The opposition leader accepts the apology of the presidential spokesman, whose wife recently posted a Photoshopped image of her in Islamic garb.
Monks detained after a raid on their monastery are allowed to leave the notorious Insein Prison on bail, but they still face charges in court.
Disability rights NGOs plan to meet with Rangoon lawmakers and political parties in order to discuss how disabled children can gain better access to education.
President Thein Sein nominates Burma’s Deputy Religious Affairs Minister Soe Win to replace Hsan Hsint, who is under investigation.
A documentary about land confiscation in Burma wins two out of eight awards at the Human Rights Human Dignity International Film Festival in Rangoon.

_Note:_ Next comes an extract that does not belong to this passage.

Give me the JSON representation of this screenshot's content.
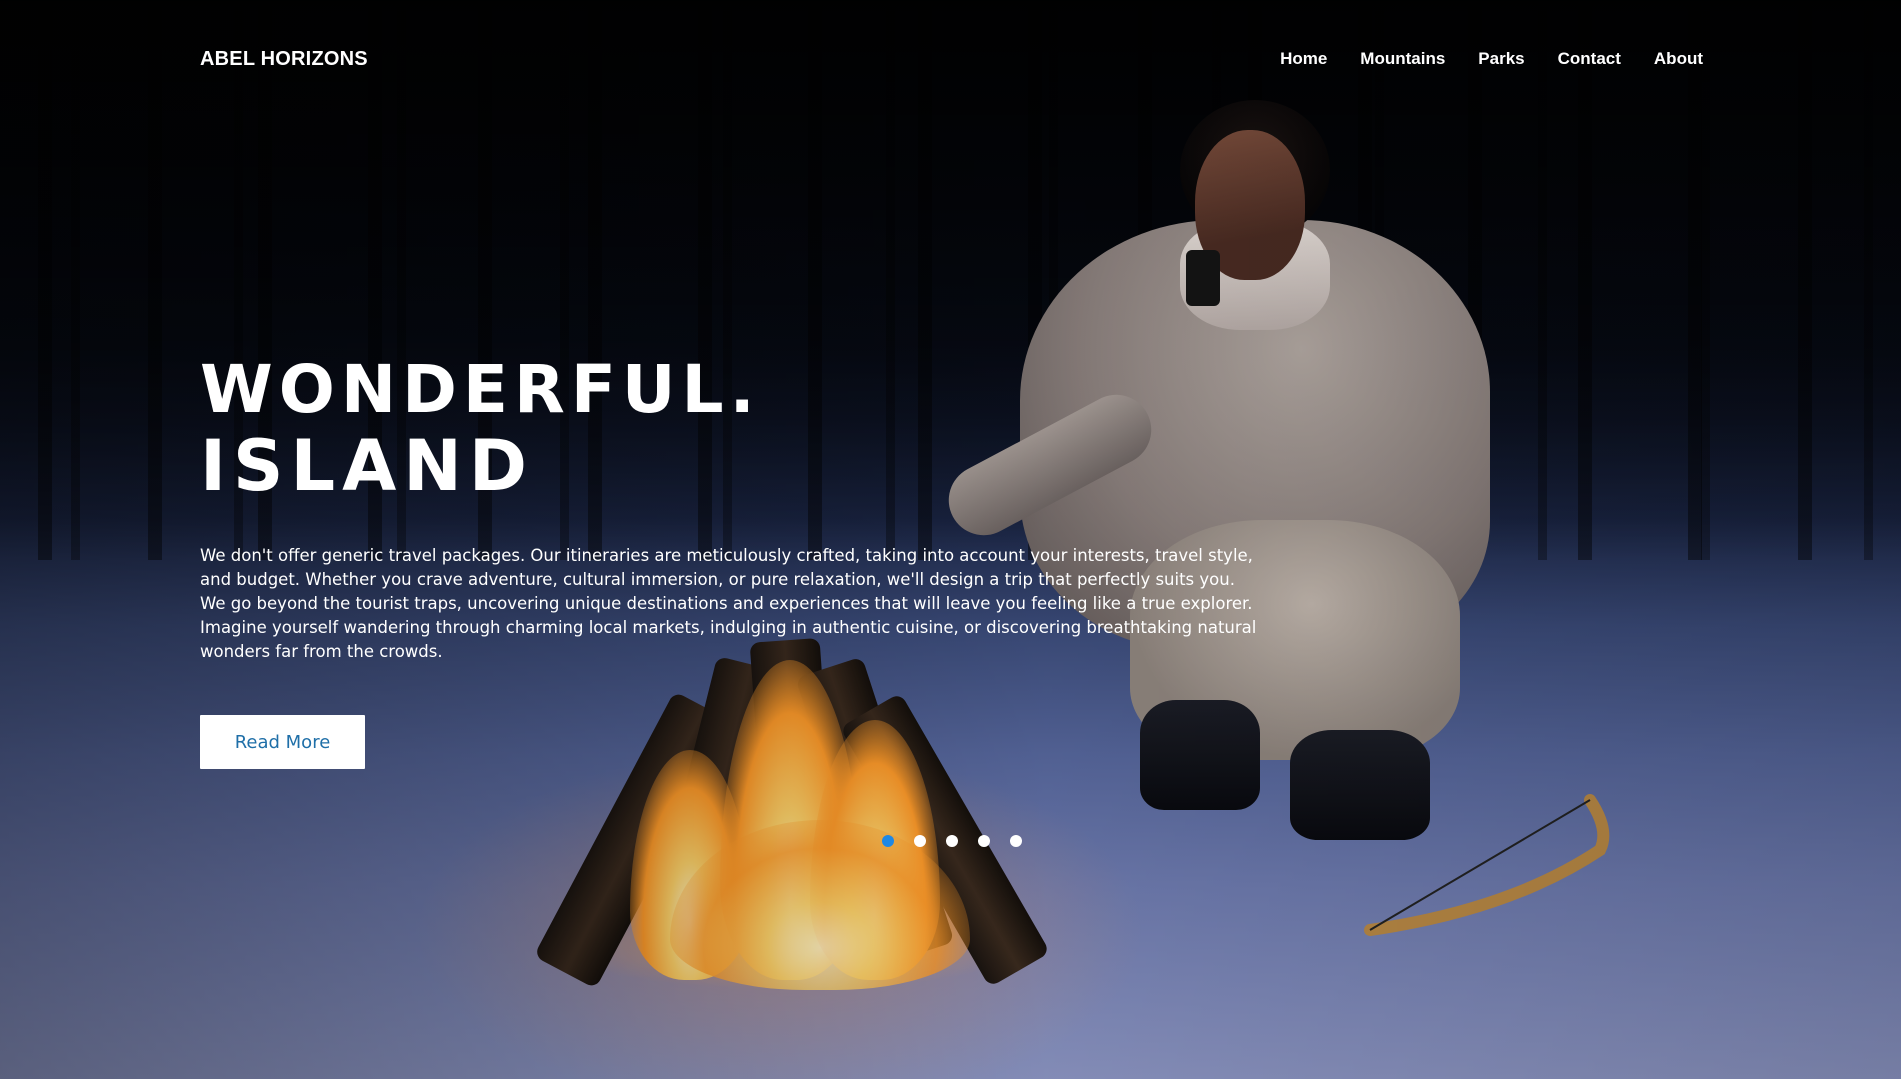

The Karen National Union will ignore government orders to disband its police force, which collects taxes and operating checkpoints in Karen State and Tenasserim Division.

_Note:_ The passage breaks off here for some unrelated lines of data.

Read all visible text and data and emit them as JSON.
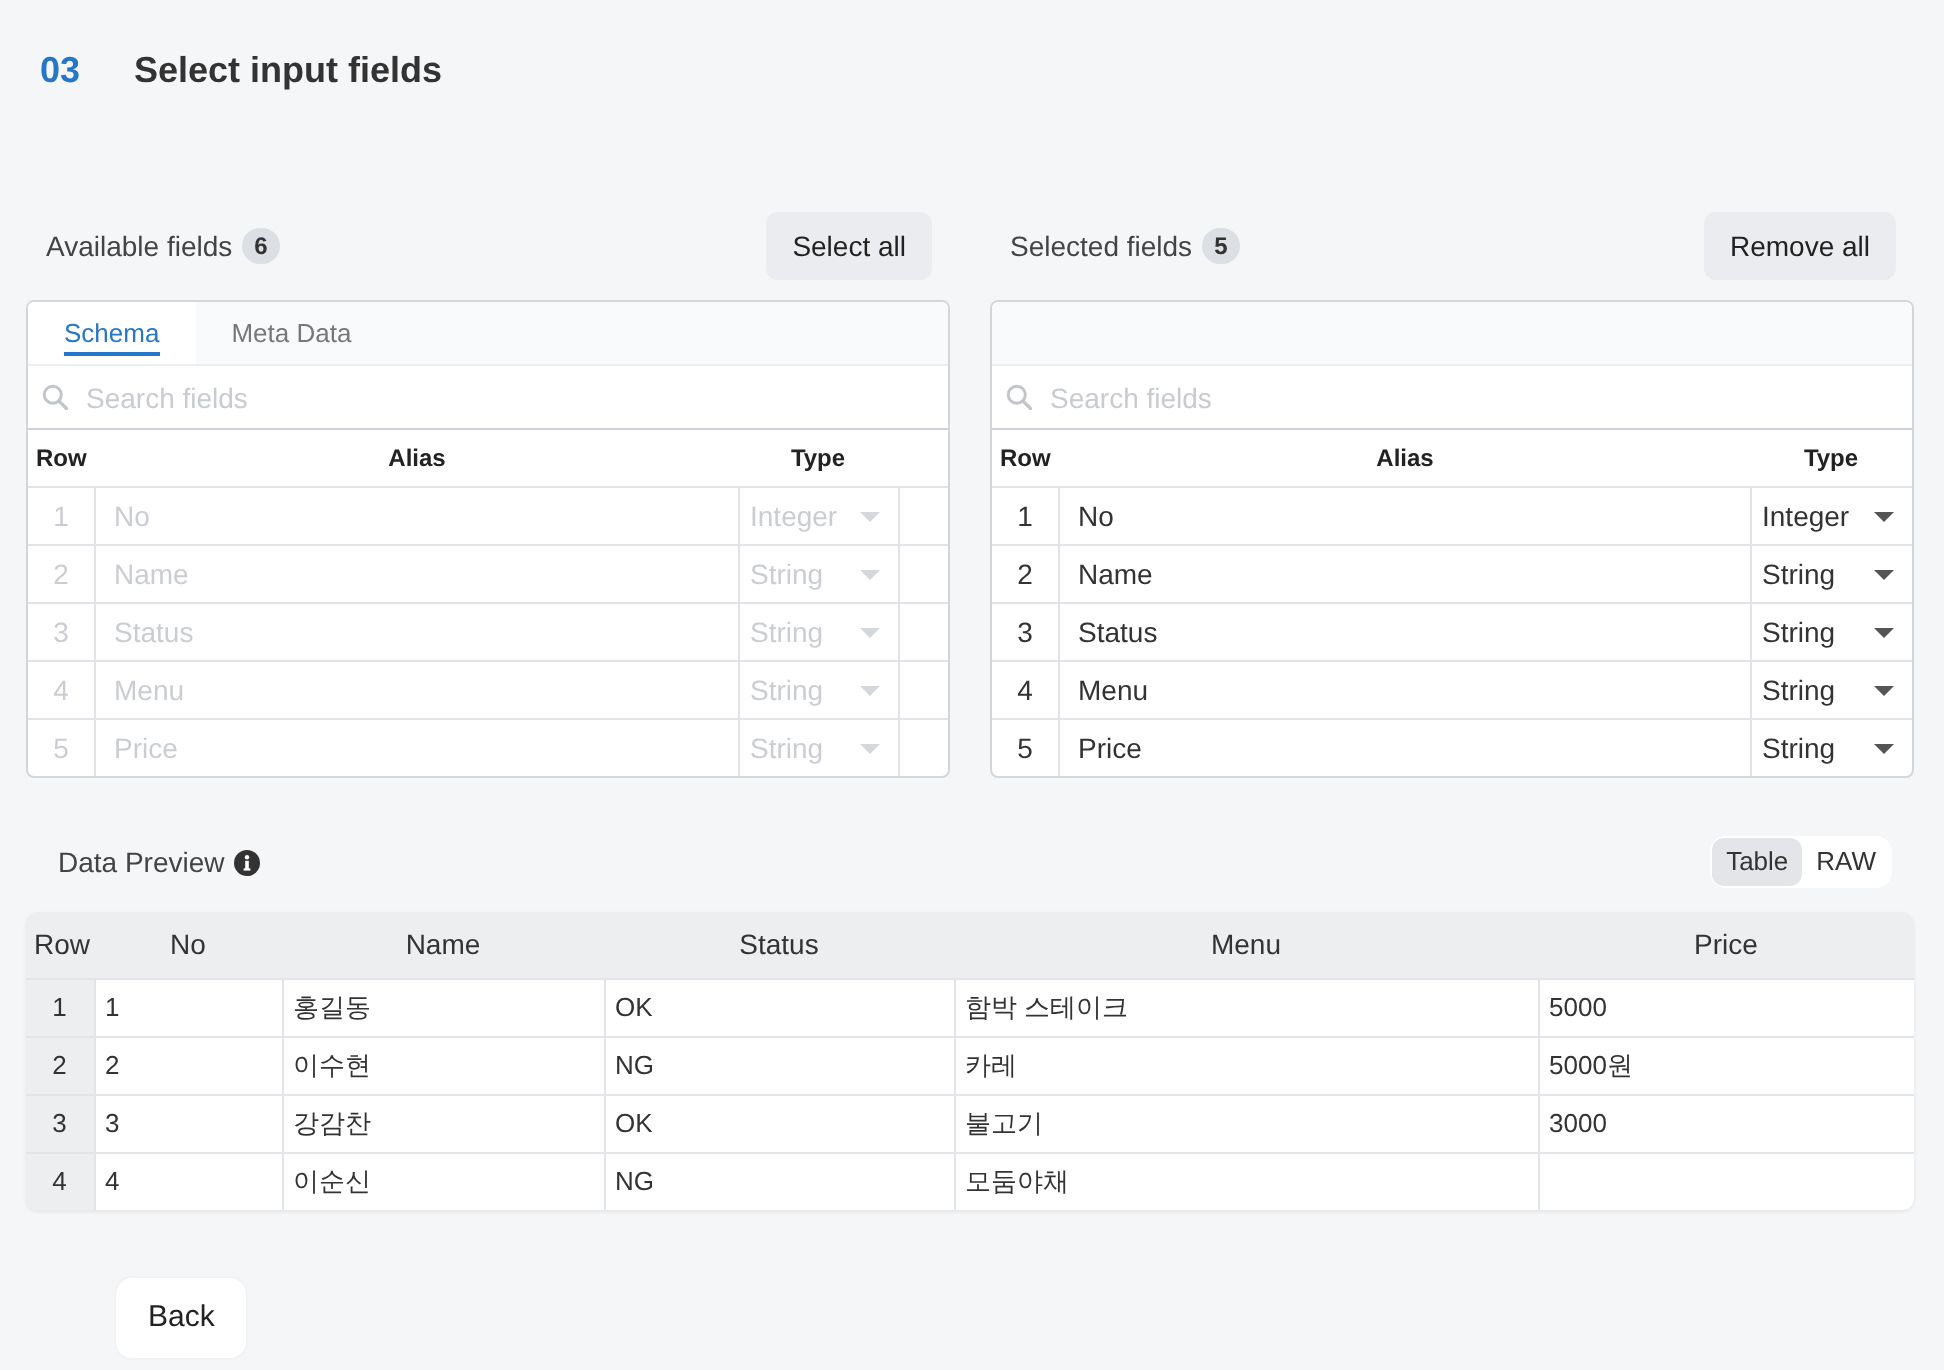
{
  "header": {
    "step": "03",
    "title": "Select input fields"
  },
  "panels": [
    {
      "label": "Available fields",
      "count": "6",
      "button": "Select all",
      "tabs": [
        {
          "label": "Schema",
          "selected": true
        },
        {
          "label": "Meta Data",
          "selected": false
        }
      ],
      "search": {
        "placeholder": "Search fields"
      },
      "columns": [
        "Row",
        "Alias",
        "Type"
      ],
      "rows": [
        {
          "row": "1",
          "alias": "No",
          "type": "Integer",
          "disabled": true
        },
        {
          "row": "2",
          "alias": "Name",
          "type": "String",
          "disabled": true
        },
        {
          "row": "3",
          "alias": "Status",
          "type": "String",
          "disabled": true
        },
        {
          "row": "4",
          "alias": "Menu",
          "type": "String",
          "disabled": true
        },
        {
          "row": "5",
          "alias": "Price",
          "type": "String",
          "disabled": true
        }
      ]
    },
    {
      "label": "Selected fields",
      "count": "5",
      "button": "Remove all",
      "search": {
        "placeholder": "Search fields"
      },
      "columns": [
        "Row",
        "Alias",
        "Type"
      ],
      "rows": [
        {
          "row": "1",
          "alias": "No",
          "type": "Integer",
          "disabled": false
        },
        {
          "row": "2",
          "alias": "Name",
          "type": "String",
          "disabled": false
        },
        {
          "row": "3",
          "alias": "Status",
          "type": "String",
          "disabled": false
        },
        {
          "row": "4",
          "alias": "Menu",
          "type": "String",
          "disabled": false
        },
        {
          "row": "5",
          "alias": "Price",
          "type": "String",
          "disabled": false
        }
      ]
    }
  ],
  "preview": {
    "label": "Data Preview",
    "view_toggle": [
      {
        "label": "Table",
        "selected": true
      },
      {
        "label": "RAW",
        "selected": false
      }
    ],
    "columns": [
      "Row",
      "No",
      "Name",
      "Status",
      "Menu",
      "Price"
    ],
    "rows": [
      {
        "row": "1",
        "no": "1",
        "name": "홍길동",
        "status": "OK",
        "menu": "함박 스테이크",
        "price": "5000"
      },
      {
        "row": "2",
        "no": "2",
        "name": "이수현",
        "status": "NG",
        "menu": "카레",
        "price": "5000원"
      },
      {
        "row": "3",
        "no": "3",
        "name": "강감찬",
        "status": "OK",
        "menu": "불고기",
        "price": "3000"
      },
      {
        "row": "4",
        "no": "4",
        "name": "이순신",
        "status": "NG",
        "menu": "모둠야채"
      }
    ]
  },
  "back_button": "Back"
}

Dr Myint Myint Khin, who is famous for her writings on health and education in Burma, has died on Thursday in Rangoon. She was 91 years old.

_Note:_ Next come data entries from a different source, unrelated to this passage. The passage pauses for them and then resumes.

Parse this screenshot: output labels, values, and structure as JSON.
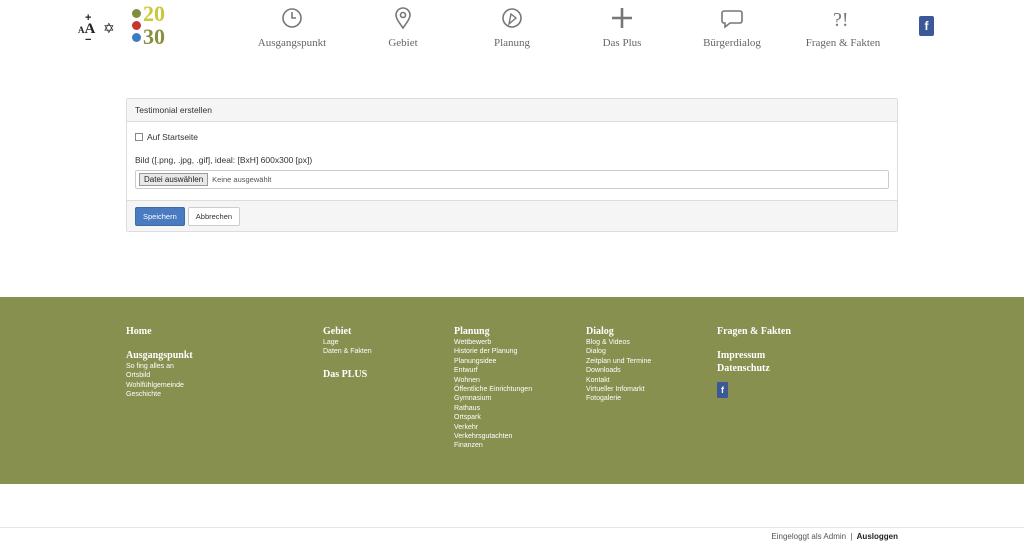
{
  "header": {
    "logo": {
      "year_top": "20",
      "year_bottom": "30"
    },
    "a11y": {
      "font_small": "A",
      "font_big": "A",
      "increase": "+",
      "decrease": "−",
      "contrast_symbol": "✡"
    },
    "nav": [
      {
        "label": "Ausgangspunkt",
        "icon": "clock-icon"
      },
      {
        "label": "Gebiet",
        "icon": "map-pin-icon"
      },
      {
        "label": "Planung",
        "icon": "compass-icon"
      },
      {
        "label": "Das Plus",
        "icon": "plus-icon"
      },
      {
        "label": "Bürgerdialog",
        "icon": "speech-bubble-icon"
      },
      {
        "label": "Fragen & Fakten",
        "icon": "question-exclamation-icon"
      }
    ],
    "fb_glyph": "f"
  },
  "panel": {
    "title": "Testimonial erstellen",
    "checkbox_label": "Auf Startseite",
    "image_label": "Bild ([.png, .jpg, .gif], ideal: [BxH] 600x300 [px])",
    "file_button": "Datei auswählen",
    "file_status": "Keine ausgewählt",
    "save_button": "Speichern",
    "cancel_button": "Abbrechen"
  },
  "footer": {
    "home": "Home",
    "ausgangspunkt": {
      "title": "Ausgangspunkt",
      "links": [
        "So fing alles an",
        "Ortsbild",
        "Wohlfühlgemeinde",
        "Geschichte"
      ]
    },
    "gebiet": {
      "title": "Gebiet",
      "links": [
        "Lage",
        "Daten & Fakten"
      ]
    },
    "das_plus": "Das PLUS",
    "planung": {
      "title": "Planung",
      "links": [
        "Wettbewerb",
        "Historie der Planung",
        "Planungsidee",
        "Entwurf",
        "Wohnen",
        "Öffentliche Einrichtungen",
        "Gymnasium",
        "Rathaus",
        "Ortspark",
        "Verkehr",
        "Verkehrsgutachten",
        "Finanzen"
      ]
    },
    "dialog": {
      "title": "Dialog",
      "links": [
        "Blog & Videos",
        "Dialog",
        "Zeitplan und Termine",
        "Downloads",
        "Kontakt",
        "Virtueller Infomarkt",
        "Fotogalerie"
      ]
    },
    "fragen": "Fragen & Fakten",
    "impressum": "Impressum",
    "datenschutz": "Datenschutz",
    "fb_glyph": "f"
  },
  "bottom": {
    "logged_in": "Eingeloggt als Admin",
    "separator": "|",
    "logout": "Ausloggen"
  },
  "colors": {
    "footer_bg": "#87904f",
    "primary": "#4a7abf",
    "facebook": "#3b5998"
  }
}
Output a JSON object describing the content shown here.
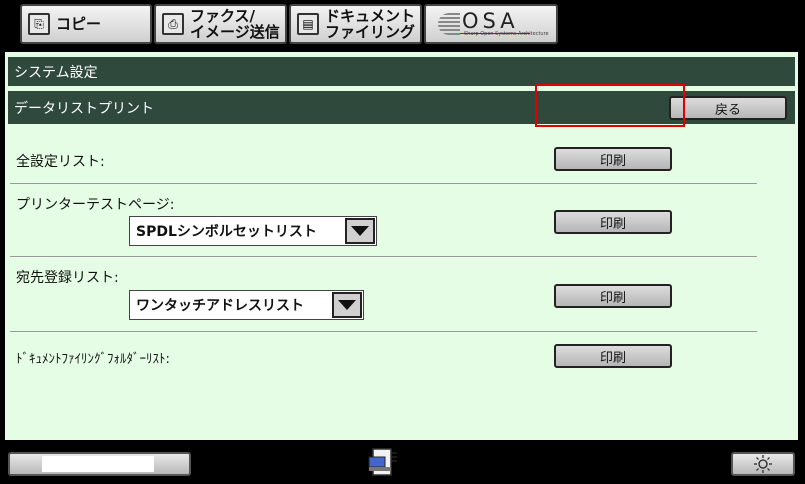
{
  "tabs": [
    {
      "label": "コピー",
      "icon": "copy-icon"
    },
    {
      "label": "ファクス/\nイメージ送信",
      "icon": "fax-icon"
    },
    {
      "label": "ドキュメント\nファイリング",
      "icon": "document-filing-icon"
    },
    {
      "label": "OSA",
      "sublabel": "Sharp Open Systems Architecture",
      "icon": "osa-logo"
    }
  ],
  "breadcrumb": {
    "system": "システム設定",
    "page": "データリストプリント"
  },
  "back_label": "戻る",
  "rows": [
    {
      "label": "全設定リスト:",
      "button": "印刷"
    },
    {
      "label": "プリンターテストページ:",
      "select": "SPDLシンボルセットリスト",
      "button": "印刷"
    },
    {
      "label": "宛先登録リスト:",
      "select": "ワンタッチアドレスリスト",
      "button": "印刷"
    },
    {
      "label": "ﾄﾞｷｭﾒﾝﾄﾌｧｲﾘﾝｸﾞﾌｫﾙﾀﾞｰﾘｽﾄ:",
      "button": "印刷"
    }
  ],
  "colors": {
    "panel_bg": "#e5fce5",
    "header_bg": "#2f4a3c",
    "highlight": "#e00000"
  }
}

Senior officials say construction of one hydropower dam on the Salween River and two on tributaries of the Irrawaddy River is ongoing.
Thein Sein fires the religious affairs minister and says the chief minister of restive Arakan State has also been allowed to resign.
Buddhist monks are urging the release of five fellow clergymen who have been detained since June 10 and charged with committing offenses to religion.
Government peace negotiators have told Shan leaders that once-outlawed ethnic armed groups would be delisted as “unlawful associations” after signing a nationwide ceasefire agreement.
Thein Sein appoints two presidential advisors for religious affairs, while the country’s religious affairs minister is reportedly being investigated for corruption.
Police have tightened security in Homalin, Sagaing Division, after eight detainees—two of whom remain at large—escaped from the local police station’s holding facility.
British migrant rights activist Andy Hall was briefly detained and released on bail, and had his passport confiscated during a trial hearing in Thailand.
The Thai junta’s ongoing crackdown on foreign laborers has some Burmese living in fear as authorities conduct workplace inspections and detain illegal migrant workers.
The opposition leader enjoys cake in Naypyidaw with fellow lawmakers and urges her supporters to continue standing by her side during the country’s political transition.
A deputy minister for mines tells Parliament that the government has yet to approve a controversial nickel mine in Chin State.
A campaign to isolate Muslims living under apartheid-like conditions is gathering steam in western Burma, driven by Buddhist activists emboldened by the country’s democratic transition.
A project to educate Burma’s students about the environment and teach them ways to reduce their individual carbon footprints is launched in Mandalay.
A three-day meeting in Mae Sot, Thailand, involves discussions on the future repatriation of Burmese refugees who have lived for decades on the Thai-Burma border.